To you I’m invisible, which is why you will never read these letters, because if you knew how I felt about you, I’d die of shame.

Sunday, June 13, 2010

How to write a winning entry

Don't get me wrong here. The title of this post is in no way saying that I actually know how to write a winning entry, I'm just writing a blog and hoping someone out there might be able to tell ME :)

July 23rd is the cut off date for a big NZ Short Story competition. The prize is $10,000 and significant recognition, but I'm competing with published authors and brilliant writers with years of experience. I have to enter though. How can I not?

So, the short story. I find this form of writing challenging. Stories always come big to me. My ideas always grow to novel length and I find it really hard to take one snapshot and turn into a compelling short story.

I've been doing a little research in preparation for the competition. I've read advice from previous judges and I've analyzed the previous winners, but sometimes I find their writing really weird. I don't enjoy the stories at all and I don't know why they win. I'm obviously not looking closely enough. From what I can gather, I need to keep my writing simple and precise. I need to leave the reader guessing or pondering, and I need to involve real emotion, make a connection with the audience.
That's what I should be doing in all my writing, but the short form is just so much harder.

I feel like this blog is waffly and disjointed. I guess I'm just getting my thoughts out there, trying to work through the process and come up with an excellent manuscript. My chances of winning are not high, but I do want to submit my absolute best. I want the judges to enjoy my story, be intrigued by it.

I've finished the first draft. I'm hoping to edit that today then set it aside for a 2 weeks before editing again.

Hopefully later this year you will see an ecstatic blog post telling you I won or at least received a highly recommended.

In the meantime, if any of you have short story advice for me, I am all ears.

Hope you all have a great week.

Sunday, June 6, 2010

I'm going to a conference! I'm going to a conference!

It's my first one! Can you tell how excited I am?!!!!!

It's the NZ Romance Writers Conference, being held in Auckland at the end of August.
Unfortunately my manuscript won't be ready for pitching, BUT there are so many cool workshops and seminars to attend. Christopher Vogler, whose book I've just finished reading, is going to be one of the main speakers - super cool.

I always read other people's blogs and see what amazing experiences they've had at conferences and now I'm getting a chance. My hope is to learn as much as I can and make a few connections along the way.
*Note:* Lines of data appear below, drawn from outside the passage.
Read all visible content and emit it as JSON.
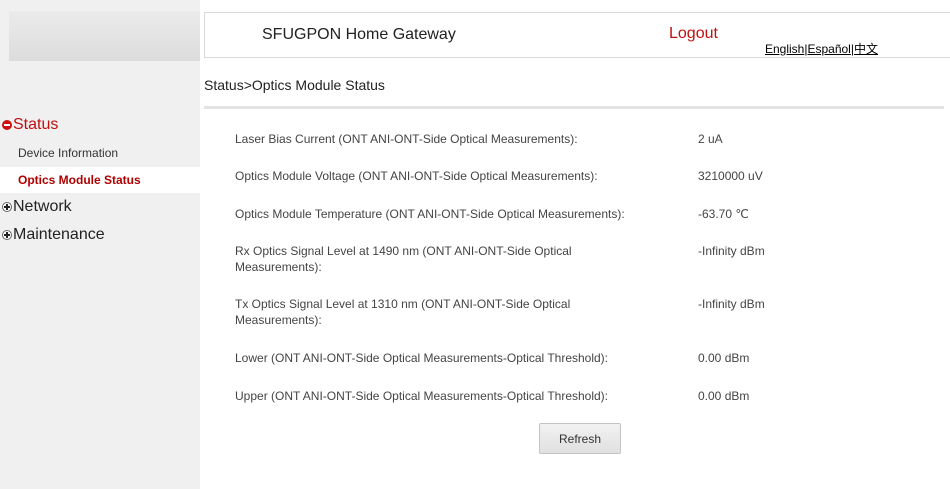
{
  "header": {
    "title": "SFUGPON Home Gateway",
    "logout": "Logout",
    "languages": [
      "English",
      "Español",
      "中文"
    ],
    "separator": "|"
  },
  "breadcrumb": "Status>Optics Module Status",
  "sidebar": {
    "groups": [
      {
        "label": "Status",
        "expanded": true,
        "icon": "minus-circle-icon"
      },
      {
        "label": "Network",
        "expanded": false,
        "icon": "plus-box-icon"
      },
      {
        "label": "Maintenance",
        "expanded": false,
        "icon": "plus-box-icon"
      }
    ],
    "status_items": [
      {
        "label": "Device Information",
        "active": false
      },
      {
        "label": "Optics Module Status",
        "active": true
      }
    ]
  },
  "rows": [
    {
      "label": "Laser Bias Current (ONT ANI-ONT-Side Optical Measurements):",
      "value": "2 uA"
    },
    {
      "label": "Optics Module Voltage (ONT ANI-ONT-Side Optical Measurements):",
      "value": "3210000 uV"
    },
    {
      "label": "Optics Module Temperature (ONT ANI-ONT-Side Optical Measurements):",
      "value": "-63.70 ℃"
    },
    {
      "label": "Rx Optics Signal Level at 1490 nm (ONT ANI-ONT-Side Optical Measurements):",
      "value": "-Infinity dBm"
    },
    {
      "label": "Tx Optics Signal Level at 1310 nm (ONT ANI-ONT-Side Optical Measurements):",
      "value": "-Infinity dBm"
    },
    {
      "label": "Lower (ONT ANI-ONT-Side Optical Measurements-Optical Threshold):",
      "value": "0.00 dBm"
    },
    {
      "label": "Upper (ONT ANI-ONT-Side Optical Measurements-Optical Threshold):",
      "value": "0.00 dBm"
    }
  ],
  "refresh_label": "Refresh",
  "colors": {
    "accent_red": "#c01010",
    "sidebar_bg": "#f0f0f0"
  }
}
There will be agents and editors there from the States, which is where I'm hoping to one day be published.

I'll write a review in August after I've been :)

SIDEBAR...

I was lucky enough to win one of Megan's prizes. I am so stoked. It's a full manuscript critique!! Buzzing! Now I just need to hurry up and get my manuscript done.
Once again - time is becoming an issue. Work can be such a pain! Earning money is so overrated :)
In saying that, without I couldn't go to this conference - so YAY for substitute teaching!

Hope everyone has a fab week.